◆ Problem requirements
The answer must be one number: the count of lines in the data below that include "size".

◆ Supplied material
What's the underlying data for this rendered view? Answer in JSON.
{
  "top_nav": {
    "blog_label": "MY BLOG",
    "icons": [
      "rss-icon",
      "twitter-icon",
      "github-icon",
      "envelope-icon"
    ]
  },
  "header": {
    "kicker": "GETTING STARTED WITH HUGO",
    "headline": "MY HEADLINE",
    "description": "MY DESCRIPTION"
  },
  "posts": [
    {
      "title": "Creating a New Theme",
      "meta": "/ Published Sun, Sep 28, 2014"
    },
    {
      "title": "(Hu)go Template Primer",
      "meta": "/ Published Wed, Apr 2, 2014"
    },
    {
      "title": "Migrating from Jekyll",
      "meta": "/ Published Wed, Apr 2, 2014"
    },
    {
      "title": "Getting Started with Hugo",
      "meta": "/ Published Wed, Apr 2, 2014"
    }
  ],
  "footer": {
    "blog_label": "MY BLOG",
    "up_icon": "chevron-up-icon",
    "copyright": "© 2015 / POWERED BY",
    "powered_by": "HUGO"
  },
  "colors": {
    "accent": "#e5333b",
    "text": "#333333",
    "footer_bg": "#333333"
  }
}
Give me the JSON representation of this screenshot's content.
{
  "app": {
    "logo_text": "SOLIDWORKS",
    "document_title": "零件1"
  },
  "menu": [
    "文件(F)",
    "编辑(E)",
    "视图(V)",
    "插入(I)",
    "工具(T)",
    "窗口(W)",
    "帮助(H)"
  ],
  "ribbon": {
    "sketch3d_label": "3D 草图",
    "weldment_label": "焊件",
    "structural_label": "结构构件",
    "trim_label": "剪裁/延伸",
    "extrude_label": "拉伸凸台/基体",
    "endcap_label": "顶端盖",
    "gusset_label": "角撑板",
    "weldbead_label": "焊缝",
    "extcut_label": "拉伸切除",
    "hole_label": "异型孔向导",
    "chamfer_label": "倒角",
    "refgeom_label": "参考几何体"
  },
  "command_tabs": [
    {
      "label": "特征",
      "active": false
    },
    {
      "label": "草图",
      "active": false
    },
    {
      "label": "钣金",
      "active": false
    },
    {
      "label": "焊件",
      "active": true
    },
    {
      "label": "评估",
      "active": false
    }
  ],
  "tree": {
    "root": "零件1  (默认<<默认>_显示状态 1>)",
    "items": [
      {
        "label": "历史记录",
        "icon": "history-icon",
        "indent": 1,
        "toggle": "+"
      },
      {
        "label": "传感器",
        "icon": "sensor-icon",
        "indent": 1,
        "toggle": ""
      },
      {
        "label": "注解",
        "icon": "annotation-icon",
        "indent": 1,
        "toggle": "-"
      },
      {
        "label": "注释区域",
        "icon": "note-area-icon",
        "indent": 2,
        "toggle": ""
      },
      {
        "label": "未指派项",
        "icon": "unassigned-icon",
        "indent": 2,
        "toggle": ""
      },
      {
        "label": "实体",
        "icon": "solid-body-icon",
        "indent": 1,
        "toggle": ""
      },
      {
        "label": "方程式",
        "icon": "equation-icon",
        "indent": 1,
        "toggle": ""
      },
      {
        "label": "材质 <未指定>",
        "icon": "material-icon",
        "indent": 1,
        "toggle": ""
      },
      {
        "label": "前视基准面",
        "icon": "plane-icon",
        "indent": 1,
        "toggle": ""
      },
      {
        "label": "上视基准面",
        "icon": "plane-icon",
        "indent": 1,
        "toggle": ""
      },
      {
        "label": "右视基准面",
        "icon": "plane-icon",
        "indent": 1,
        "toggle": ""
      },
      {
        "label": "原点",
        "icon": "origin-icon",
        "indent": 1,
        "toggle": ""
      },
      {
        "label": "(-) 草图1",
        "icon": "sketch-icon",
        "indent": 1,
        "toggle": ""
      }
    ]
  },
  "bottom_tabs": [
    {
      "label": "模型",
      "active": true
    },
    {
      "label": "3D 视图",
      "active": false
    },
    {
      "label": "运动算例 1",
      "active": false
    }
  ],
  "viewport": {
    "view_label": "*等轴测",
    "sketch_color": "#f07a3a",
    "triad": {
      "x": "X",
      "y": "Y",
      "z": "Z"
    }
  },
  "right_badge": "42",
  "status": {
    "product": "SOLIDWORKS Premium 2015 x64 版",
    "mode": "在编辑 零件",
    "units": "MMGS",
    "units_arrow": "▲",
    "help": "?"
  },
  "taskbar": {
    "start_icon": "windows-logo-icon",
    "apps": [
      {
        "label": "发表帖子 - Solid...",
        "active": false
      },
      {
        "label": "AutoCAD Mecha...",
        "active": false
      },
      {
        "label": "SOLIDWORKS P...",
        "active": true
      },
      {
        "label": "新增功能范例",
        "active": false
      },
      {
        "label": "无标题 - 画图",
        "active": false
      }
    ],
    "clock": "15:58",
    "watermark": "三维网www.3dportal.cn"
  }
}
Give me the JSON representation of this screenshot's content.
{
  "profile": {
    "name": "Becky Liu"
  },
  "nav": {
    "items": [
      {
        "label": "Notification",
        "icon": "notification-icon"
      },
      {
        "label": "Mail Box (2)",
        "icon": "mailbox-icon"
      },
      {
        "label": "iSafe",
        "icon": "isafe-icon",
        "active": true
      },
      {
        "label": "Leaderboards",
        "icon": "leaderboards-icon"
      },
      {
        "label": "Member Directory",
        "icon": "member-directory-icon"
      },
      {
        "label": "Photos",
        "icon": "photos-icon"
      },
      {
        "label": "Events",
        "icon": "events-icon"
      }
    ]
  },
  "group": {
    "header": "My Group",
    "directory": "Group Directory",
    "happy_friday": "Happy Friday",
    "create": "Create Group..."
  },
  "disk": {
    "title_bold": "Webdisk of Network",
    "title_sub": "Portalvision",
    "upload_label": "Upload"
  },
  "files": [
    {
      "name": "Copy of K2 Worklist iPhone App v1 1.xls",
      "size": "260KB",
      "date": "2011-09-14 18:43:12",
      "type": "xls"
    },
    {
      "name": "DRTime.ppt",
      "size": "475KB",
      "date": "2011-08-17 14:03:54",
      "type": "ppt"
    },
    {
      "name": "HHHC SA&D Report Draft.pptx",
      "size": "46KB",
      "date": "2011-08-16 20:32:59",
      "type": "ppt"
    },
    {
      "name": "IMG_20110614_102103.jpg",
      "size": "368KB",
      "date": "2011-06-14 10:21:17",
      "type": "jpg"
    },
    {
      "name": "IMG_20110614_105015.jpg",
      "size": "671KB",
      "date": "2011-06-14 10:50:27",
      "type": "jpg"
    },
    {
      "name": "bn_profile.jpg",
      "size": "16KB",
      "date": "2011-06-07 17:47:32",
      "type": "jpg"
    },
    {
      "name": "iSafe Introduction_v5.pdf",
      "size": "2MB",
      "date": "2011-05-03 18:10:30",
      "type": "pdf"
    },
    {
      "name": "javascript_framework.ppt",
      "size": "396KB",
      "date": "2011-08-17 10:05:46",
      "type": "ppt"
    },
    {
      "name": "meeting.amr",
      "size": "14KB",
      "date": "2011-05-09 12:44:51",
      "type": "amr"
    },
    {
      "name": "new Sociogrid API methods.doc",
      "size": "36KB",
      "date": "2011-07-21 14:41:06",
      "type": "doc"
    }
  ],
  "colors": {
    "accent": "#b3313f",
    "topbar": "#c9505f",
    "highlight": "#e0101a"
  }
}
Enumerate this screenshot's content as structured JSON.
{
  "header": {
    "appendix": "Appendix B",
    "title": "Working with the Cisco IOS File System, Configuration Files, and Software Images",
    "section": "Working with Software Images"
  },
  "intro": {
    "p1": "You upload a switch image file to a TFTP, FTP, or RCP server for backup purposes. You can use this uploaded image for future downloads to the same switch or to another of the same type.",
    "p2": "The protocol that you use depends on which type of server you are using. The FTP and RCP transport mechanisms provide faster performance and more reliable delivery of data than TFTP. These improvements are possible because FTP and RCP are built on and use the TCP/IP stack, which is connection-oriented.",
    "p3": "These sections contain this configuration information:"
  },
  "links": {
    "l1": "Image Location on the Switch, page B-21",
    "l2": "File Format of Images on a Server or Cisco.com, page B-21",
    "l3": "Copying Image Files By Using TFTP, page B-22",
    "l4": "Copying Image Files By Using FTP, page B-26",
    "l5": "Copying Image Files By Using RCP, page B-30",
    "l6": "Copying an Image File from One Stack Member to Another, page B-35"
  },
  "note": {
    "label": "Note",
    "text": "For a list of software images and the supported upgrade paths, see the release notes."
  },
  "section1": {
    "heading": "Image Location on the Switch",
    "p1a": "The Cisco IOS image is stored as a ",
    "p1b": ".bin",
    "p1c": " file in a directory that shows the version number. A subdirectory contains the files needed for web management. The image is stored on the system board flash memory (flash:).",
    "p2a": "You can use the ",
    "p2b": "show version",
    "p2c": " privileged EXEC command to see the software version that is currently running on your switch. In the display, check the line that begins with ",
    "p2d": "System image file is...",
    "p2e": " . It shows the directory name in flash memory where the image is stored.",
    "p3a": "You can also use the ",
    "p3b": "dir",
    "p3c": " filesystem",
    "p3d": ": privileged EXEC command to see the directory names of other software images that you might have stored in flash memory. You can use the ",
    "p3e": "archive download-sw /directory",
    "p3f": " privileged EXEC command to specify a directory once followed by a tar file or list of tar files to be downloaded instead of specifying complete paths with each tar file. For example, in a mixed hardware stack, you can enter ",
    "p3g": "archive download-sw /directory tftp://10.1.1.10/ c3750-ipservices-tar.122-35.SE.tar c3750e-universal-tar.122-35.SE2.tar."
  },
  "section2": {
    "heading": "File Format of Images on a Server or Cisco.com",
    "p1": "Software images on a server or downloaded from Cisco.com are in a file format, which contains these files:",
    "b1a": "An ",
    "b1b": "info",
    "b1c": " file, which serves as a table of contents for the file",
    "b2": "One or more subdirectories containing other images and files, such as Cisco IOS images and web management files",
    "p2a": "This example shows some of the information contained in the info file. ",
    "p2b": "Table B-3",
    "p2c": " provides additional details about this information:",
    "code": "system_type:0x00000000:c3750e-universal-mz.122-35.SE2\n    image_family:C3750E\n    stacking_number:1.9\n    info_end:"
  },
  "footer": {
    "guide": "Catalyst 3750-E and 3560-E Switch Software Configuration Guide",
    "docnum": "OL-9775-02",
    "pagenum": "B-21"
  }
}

◆ Response area
10